§ Your objective
Pick out the lines in the listing below that contain the word "Loren" and copy them.

§ Dataset content
== == ==

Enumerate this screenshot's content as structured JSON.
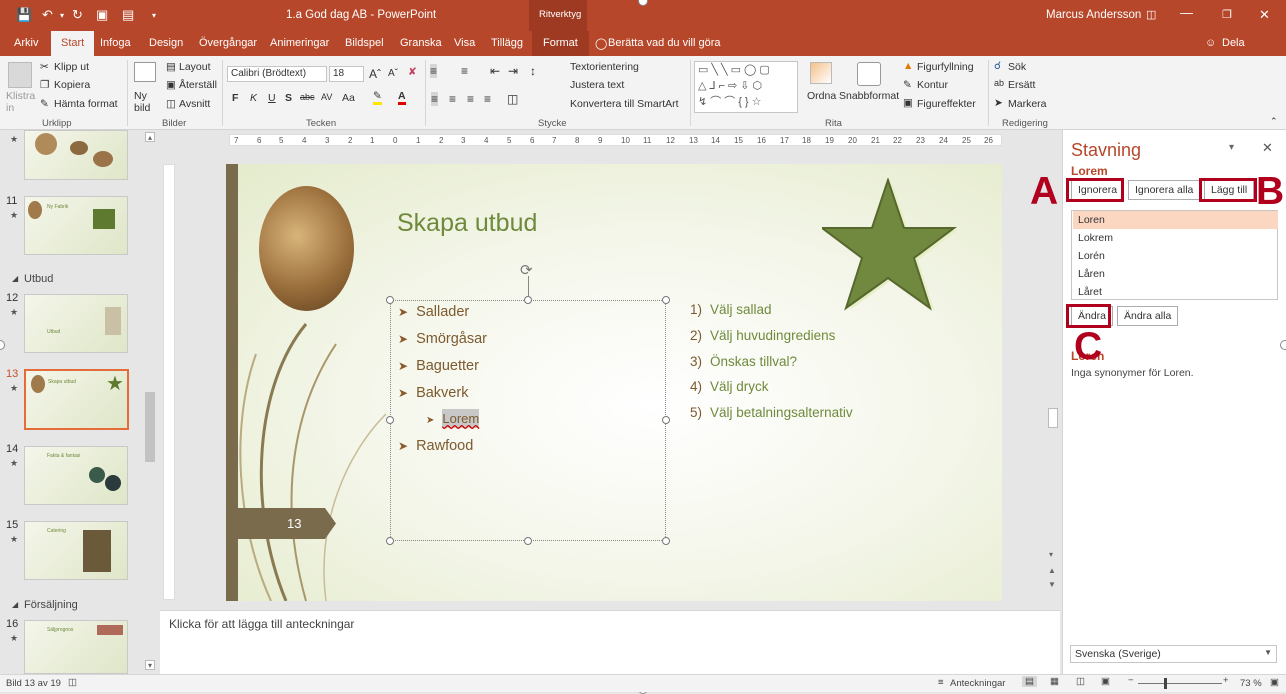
{
  "titlebar": {
    "document_title": "1.a God dag AB - PowerPoint",
    "context_tab": "Ritverktyg",
    "user": "Marcus Andersson"
  },
  "tabs": [
    "Arkiv",
    "Start",
    "Infoga",
    "Design",
    "Övergångar",
    "Animeringar",
    "Bildspel",
    "Granska",
    "Visa",
    "Tillägg",
    "Format"
  ],
  "tell_me": "Berätta vad du vill göra",
  "share": "Dela",
  "ribbon": {
    "urklipp": {
      "paste": "Klistra in",
      "cut": "Klipp ut",
      "copy": "Kopiera",
      "format_painter": "Hämta format",
      "group": "Urklipp"
    },
    "bilder": {
      "new_slide": "Ny bild",
      "layout": "Layout",
      "reset": "Återställ",
      "section": "Avsnitt",
      "group": "Bilder"
    },
    "tecken": {
      "font": "Calibri (Brödtext)",
      "size": "18",
      "bold": "F",
      "italic": "K",
      "underline": "U",
      "shadow": "S",
      "strike": "abc",
      "spacing": "AV",
      "case": "Aa",
      "group": "Tecken"
    },
    "stycke": {
      "text_direction": "Textorientering",
      "align_text": "Justera text",
      "smartart": "Konvertera till SmartArt",
      "group": "Stycke"
    },
    "rita": {
      "arrange": "Ordna",
      "quick_styles": "Snabbformat",
      "fill": "Figurfyllning",
      "outline": "Kontur",
      "effects": "Figureffekter",
      "group": "Rita"
    },
    "redigering": {
      "find": "Sök",
      "replace": "Ersätt",
      "select": "Markera",
      "group": "Redigering"
    }
  },
  "thumbs": {
    "sections": [
      "Utbud",
      "Försäljning"
    ],
    "slides": [
      {
        "num": "",
        "title": ""
      },
      {
        "num": "11",
        "title": "Ny Fabrik"
      },
      {
        "num": "12",
        "title": "Utbud"
      },
      {
        "num": "13",
        "title": "Skapa utbud"
      },
      {
        "num": "14",
        "title": "Fakta & fantasi"
      },
      {
        "num": "15",
        "title": "Catering"
      },
      {
        "num": "16",
        "title": "Säljprognos"
      }
    ]
  },
  "slide": {
    "title": "Skapa utbud",
    "bullets": [
      "Sallader",
      "Smörgåsar",
      "Baguetter",
      "Bakverk",
      "Lorem",
      "Rawfood"
    ],
    "numbered": [
      {
        "n": "1)",
        "t": "Välj sallad"
      },
      {
        "n": "2)",
        "t": "Välj huvudingrediens"
      },
      {
        "n": "3)",
        "t": "Önskas tillval?"
      },
      {
        "n": "4)",
        "t": "Välj dryck"
      },
      {
        "n": "5)",
        "t": "Välj betalningsalternativ"
      }
    ],
    "page_number": "13"
  },
  "ruler_ticks": [
    "7",
    "6",
    "5",
    "4",
    "3",
    "2",
    "1",
    "0",
    "1",
    "2",
    "3",
    "4",
    "5",
    "6",
    "7",
    "8",
    "9",
    "10",
    "11",
    "12",
    "13",
    "14",
    "15",
    "16",
    "17",
    "18",
    "19",
    "20",
    "21",
    "22",
    "23",
    "24",
    "25",
    "26"
  ],
  "notes_placeholder": "Klicka för att lägga till anteckningar",
  "spelling_pane": {
    "title": "Stavning",
    "word": "Lorem",
    "ignore": "Ignorera",
    "ignore_all": "Ignorera alla",
    "add": "Lägg till",
    "suggestions": [
      "Loren",
      "Lokrem",
      "Lorén",
      "Låren",
      "Låret"
    ],
    "change": "Ändra",
    "change_all": "Ändra alla",
    "synonym_word": "Loren",
    "no_synonyms": "Inga synonymer för Loren.",
    "language": "Svenska (Sverige)"
  },
  "annotations": {
    "a": "A",
    "b": "B",
    "c": "C"
  },
  "status": {
    "slide_info": "Bild 13 av 19",
    "notes": "Anteckningar",
    "zoom": "73 %"
  },
  "colors": {
    "brand": "#b7472a",
    "title_green": "#6f8a3c",
    "body_brown": "#7d5a2e",
    "annotation_red": "#b0001e"
  }
}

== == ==

§ Response below
      "Loren",
    "synonym_word": "Loren",
    "no_synonyms": "Inga synonymer för Loren.",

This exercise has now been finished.